Exercise brief
The answer should be one number, the count of lines in the data with "title".

── Extracted entries

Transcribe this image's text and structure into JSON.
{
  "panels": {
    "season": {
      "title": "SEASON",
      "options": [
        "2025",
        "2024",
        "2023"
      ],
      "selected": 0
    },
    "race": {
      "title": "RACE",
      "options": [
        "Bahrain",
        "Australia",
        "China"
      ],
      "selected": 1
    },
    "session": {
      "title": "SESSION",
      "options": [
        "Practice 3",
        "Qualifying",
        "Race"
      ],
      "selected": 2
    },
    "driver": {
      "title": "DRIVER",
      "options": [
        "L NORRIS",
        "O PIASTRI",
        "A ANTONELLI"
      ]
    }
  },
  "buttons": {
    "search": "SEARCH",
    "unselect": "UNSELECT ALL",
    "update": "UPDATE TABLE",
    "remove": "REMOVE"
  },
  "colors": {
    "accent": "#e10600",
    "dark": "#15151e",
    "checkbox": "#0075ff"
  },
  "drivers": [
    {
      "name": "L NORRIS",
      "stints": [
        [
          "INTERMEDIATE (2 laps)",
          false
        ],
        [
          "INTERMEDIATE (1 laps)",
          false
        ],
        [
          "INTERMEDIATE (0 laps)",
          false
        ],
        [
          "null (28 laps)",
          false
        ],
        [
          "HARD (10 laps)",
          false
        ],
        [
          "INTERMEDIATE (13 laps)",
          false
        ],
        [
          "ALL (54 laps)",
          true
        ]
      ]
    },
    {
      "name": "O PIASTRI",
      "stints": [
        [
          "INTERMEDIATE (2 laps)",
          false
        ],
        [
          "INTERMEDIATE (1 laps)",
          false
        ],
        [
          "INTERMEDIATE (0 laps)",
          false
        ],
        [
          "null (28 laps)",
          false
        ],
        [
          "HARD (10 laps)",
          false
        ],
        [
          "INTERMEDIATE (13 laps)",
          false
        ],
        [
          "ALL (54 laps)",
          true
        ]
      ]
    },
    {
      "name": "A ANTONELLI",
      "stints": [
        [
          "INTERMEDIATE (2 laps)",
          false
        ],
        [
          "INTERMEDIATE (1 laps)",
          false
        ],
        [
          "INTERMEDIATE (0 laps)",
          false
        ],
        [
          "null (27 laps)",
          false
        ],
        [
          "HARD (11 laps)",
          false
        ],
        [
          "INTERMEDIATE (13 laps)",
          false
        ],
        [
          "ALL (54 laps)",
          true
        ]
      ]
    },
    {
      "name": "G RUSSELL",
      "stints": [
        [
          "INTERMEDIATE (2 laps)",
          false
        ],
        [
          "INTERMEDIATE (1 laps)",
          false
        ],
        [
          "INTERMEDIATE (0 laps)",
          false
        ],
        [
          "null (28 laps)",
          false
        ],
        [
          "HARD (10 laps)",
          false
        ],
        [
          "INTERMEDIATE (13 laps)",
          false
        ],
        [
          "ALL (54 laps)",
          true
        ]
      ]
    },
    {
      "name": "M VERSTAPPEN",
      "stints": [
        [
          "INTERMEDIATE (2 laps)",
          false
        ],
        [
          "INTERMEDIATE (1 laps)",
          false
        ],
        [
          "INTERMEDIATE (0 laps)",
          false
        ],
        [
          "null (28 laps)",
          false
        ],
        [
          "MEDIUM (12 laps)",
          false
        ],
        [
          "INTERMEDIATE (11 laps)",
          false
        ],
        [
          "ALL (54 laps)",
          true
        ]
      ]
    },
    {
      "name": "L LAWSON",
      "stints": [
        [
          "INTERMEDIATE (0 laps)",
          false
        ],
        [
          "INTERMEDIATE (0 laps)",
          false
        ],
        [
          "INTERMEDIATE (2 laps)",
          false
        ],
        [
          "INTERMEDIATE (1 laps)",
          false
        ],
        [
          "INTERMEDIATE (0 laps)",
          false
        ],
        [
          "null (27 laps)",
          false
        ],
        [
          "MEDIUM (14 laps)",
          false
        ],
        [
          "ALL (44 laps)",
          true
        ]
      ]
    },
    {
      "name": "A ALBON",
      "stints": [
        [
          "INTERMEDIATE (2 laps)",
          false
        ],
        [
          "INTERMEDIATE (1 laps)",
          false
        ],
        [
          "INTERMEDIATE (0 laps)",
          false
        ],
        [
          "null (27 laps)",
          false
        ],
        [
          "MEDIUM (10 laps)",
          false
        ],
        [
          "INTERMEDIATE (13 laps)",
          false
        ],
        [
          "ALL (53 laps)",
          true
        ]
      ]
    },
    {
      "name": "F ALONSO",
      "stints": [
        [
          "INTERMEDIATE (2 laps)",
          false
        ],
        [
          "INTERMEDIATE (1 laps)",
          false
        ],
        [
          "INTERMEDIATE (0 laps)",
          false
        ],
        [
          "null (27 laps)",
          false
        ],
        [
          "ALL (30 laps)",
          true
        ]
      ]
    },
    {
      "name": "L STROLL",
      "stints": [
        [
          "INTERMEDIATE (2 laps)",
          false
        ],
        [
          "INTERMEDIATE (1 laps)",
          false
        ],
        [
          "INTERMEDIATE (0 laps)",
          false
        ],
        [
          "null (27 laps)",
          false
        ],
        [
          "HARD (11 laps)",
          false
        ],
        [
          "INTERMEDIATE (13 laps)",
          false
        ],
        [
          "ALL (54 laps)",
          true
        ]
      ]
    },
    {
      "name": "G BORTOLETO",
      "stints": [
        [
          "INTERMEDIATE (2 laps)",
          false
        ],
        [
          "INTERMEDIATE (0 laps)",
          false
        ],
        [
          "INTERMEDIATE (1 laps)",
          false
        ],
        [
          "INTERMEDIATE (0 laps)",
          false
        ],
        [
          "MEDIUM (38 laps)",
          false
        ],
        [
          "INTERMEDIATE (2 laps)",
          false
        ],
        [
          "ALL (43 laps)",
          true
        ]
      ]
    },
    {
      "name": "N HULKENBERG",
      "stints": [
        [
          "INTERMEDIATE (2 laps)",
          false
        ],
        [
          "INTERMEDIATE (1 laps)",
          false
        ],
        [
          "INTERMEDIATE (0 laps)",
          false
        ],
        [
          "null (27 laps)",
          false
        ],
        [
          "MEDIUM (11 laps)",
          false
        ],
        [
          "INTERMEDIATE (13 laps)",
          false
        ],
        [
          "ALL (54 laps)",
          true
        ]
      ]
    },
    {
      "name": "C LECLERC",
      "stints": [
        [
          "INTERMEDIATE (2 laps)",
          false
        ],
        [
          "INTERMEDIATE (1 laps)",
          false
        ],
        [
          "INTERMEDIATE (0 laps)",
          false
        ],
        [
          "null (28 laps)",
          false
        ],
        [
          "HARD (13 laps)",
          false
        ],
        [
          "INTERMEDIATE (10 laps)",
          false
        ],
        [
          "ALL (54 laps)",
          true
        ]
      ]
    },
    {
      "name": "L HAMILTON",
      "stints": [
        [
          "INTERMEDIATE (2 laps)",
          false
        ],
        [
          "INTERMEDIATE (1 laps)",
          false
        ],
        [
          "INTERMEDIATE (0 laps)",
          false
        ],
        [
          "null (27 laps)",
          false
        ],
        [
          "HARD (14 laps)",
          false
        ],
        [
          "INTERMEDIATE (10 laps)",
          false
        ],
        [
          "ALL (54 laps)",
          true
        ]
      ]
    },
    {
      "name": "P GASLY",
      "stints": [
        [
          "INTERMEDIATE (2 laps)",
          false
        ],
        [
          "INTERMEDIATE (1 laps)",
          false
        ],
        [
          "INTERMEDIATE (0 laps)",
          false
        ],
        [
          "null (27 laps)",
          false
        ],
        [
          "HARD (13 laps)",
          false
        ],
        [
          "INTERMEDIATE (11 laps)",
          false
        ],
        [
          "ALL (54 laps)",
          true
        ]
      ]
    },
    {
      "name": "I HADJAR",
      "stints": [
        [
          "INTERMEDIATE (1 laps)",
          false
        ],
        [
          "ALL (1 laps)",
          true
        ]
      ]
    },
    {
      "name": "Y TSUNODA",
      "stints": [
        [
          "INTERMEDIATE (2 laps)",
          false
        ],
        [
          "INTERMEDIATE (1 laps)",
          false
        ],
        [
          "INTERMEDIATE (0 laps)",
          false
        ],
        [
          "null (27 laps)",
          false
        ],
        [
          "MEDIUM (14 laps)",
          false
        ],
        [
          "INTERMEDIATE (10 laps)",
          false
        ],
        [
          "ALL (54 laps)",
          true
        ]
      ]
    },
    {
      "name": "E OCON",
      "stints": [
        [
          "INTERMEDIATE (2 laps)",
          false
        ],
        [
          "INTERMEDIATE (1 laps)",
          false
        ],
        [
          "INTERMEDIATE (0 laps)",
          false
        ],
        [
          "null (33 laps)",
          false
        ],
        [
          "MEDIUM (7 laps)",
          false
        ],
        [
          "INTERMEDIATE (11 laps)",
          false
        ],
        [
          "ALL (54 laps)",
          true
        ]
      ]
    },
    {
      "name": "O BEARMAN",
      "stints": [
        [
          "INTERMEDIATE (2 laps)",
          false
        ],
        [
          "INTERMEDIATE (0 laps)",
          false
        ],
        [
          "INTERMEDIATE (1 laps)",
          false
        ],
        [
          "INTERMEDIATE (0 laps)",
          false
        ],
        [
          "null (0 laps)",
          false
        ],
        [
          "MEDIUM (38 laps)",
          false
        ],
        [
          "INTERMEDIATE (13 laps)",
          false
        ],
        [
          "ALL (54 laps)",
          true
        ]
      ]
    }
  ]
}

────

Exercise result
4